by Jason Stotts
This piece was written this summer and was revived due to a discussion we had at this week’s Objectivist Club meeting. I’m not sure any longer that I agree with the stance advocated in this piece, so think of this as an interesting starting point for discussion, but not as my actual position
The Morality of the “Bigger, Better, Deal”
-or- An Objectivist Disagrees with Orthodoxy
When reading Atlas Shrugged, one is confronted with the heroine’s (Dagny Taggart) search for a true hero as expressed in her romantic relationships. She starts with Francisco D’Anconcia – the man so full of potential that at that point he had only been able to actualize little of its true extent. She later moves on to Hank Rearden – the man who knows how to do things and do them well. Finally, she winds up with John Galt – who is of course the hero of the story and the man who becomes the iconic ideal for an Ayn Rand hero.
Now the question that I want to address is not specific to this book or this context, although I will draw from this as an example, it is my intention to arrive at the underlying moral principles regarding what I term BBD syndrome. Specifically BBD syndrome is when one is not content in a relationship if one knows that there is potentially a BBD, a bigger better deal (i.e. there exists a better person). More loosely I will use this term to designate a person who is not satisfied in a relationship not because of any flaws in the relationship itself, but rather because of an assumed potential for a better partner.
Now, the issue is that, like in the story, some people will go from one relationship to another with the only provocation needed is to observe a better partner and we need to investigate whether it is moral for one to do so.
In the story, when Dagny is with Hank, she is very much in love with him and finds herself very attracted to him – an attraction that becomes a relationship on both a physical and spiritual level. But, when Dagny meets John for the first time, she immediately falls in love with him and forgets Hank for him, even though at this point Hank is risking his life trying to find her.

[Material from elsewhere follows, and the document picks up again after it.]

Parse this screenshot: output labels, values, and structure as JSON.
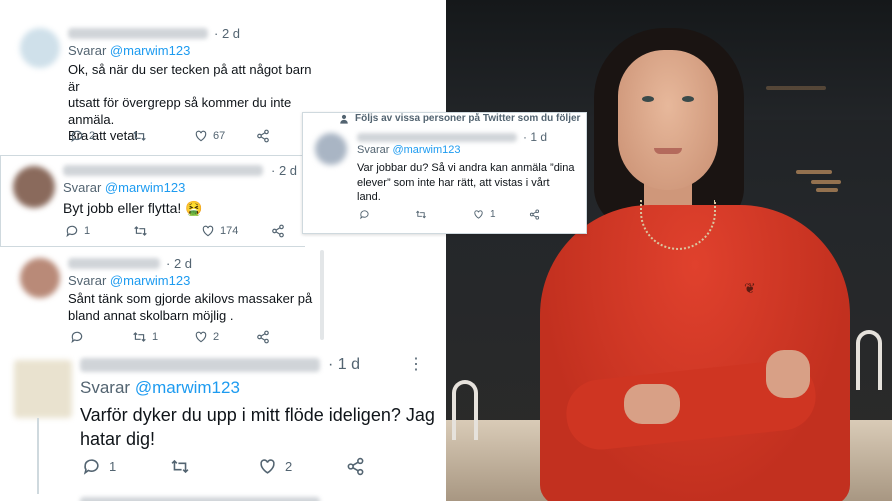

Let me add another example here so that we may have a more clear cut case. Let us assume that there are two people in a relationship J and K, and that this relationship is a good one with very few problems and many positives. Now, consider the implications if K left J because she thought that there existed a potential for a better partner and she was determined to find this potential person.
Both examples are clear cases of one person leaving another: in the first it is for a specific person, in the second it is for a potential person – yet in both cases the person leaving did so because they hoped to find something better.
Now what can we say about such people? What sort of moral analysis do we have to offer to this situation?
My first inclination is to decry the actions of the people doing the leaving on the grounds that being in a relationship implies that one has some commitment to one’s word given to the other person, to the trust that one built up in that other person, and to the relationship that one is abandoning (provided that it had no serious problems or that the good greatly outweighed the bad).
My second inclination is to say that if we allow such action as moral on principle, then there would be no basis to stay in a relationship because all one would have to do is observe some other person who is better in some aspect. Let us say that one went through a number of relationships in the manner described above until she found the “best” person out there and was with this person for years, until she observes someone new that is better in some respect above the current interest and then she leaves her current partner for this new man. I ask: What is there to stop such a malicious chain? Given the acceptance of this principle will people ever have any reason to stay in a relationship? Wouldn’t such a principle destroy the very idea of a committed relationship? These questions seriously disturb me and I think them warranted given that we are speaking of principles of action and in particular what sorts of things are permissible for relationships.
Let me just say that it seems absurd to me to leave a good relationship with someone who loves you merely for the potential to find something better. Such a potential may or may not actualize, but either way there still remains the fact that you destroyed a perfectly good relationship and caused much suffering to another merely on speculation.
I think part of the problem that people need to recognize is that the word “best” is a relative term and an objective term. By this I mean that one can only be “best” in relations to others – if there is only one ball it is neither the best nor the worst, it is the only one (it would be absurd to claim it was the best and the worst at the same time). It is also objective because the standard of comparison can be objective. One knife is better than another (in a teleological sense), one person is better than another (in a moral sense), one actor better than another (in the sense of skill) – all these things presuppose the fact that there is an objective telos for things by which we can measure their success and/or failure.
When a woman is looking for a better man she needs to realize that this implies that this man is in some respect better than her current partner, however just because one man is better than another objectively in skill or morally, this does not make him better for her. In a relationship you are not looking to date the best person possible in some abstract objective sense – that person may be a real ass who you don’t get along with. In a relationship you are looking for the best person who is also the best person for you!
Let me end by saying that I do not think it is morally permissible to just jump from relationship to relationship – I think that one is obligated to a relationship to which one has committed oneself until such time as that relationship proves untenable and/or problematic.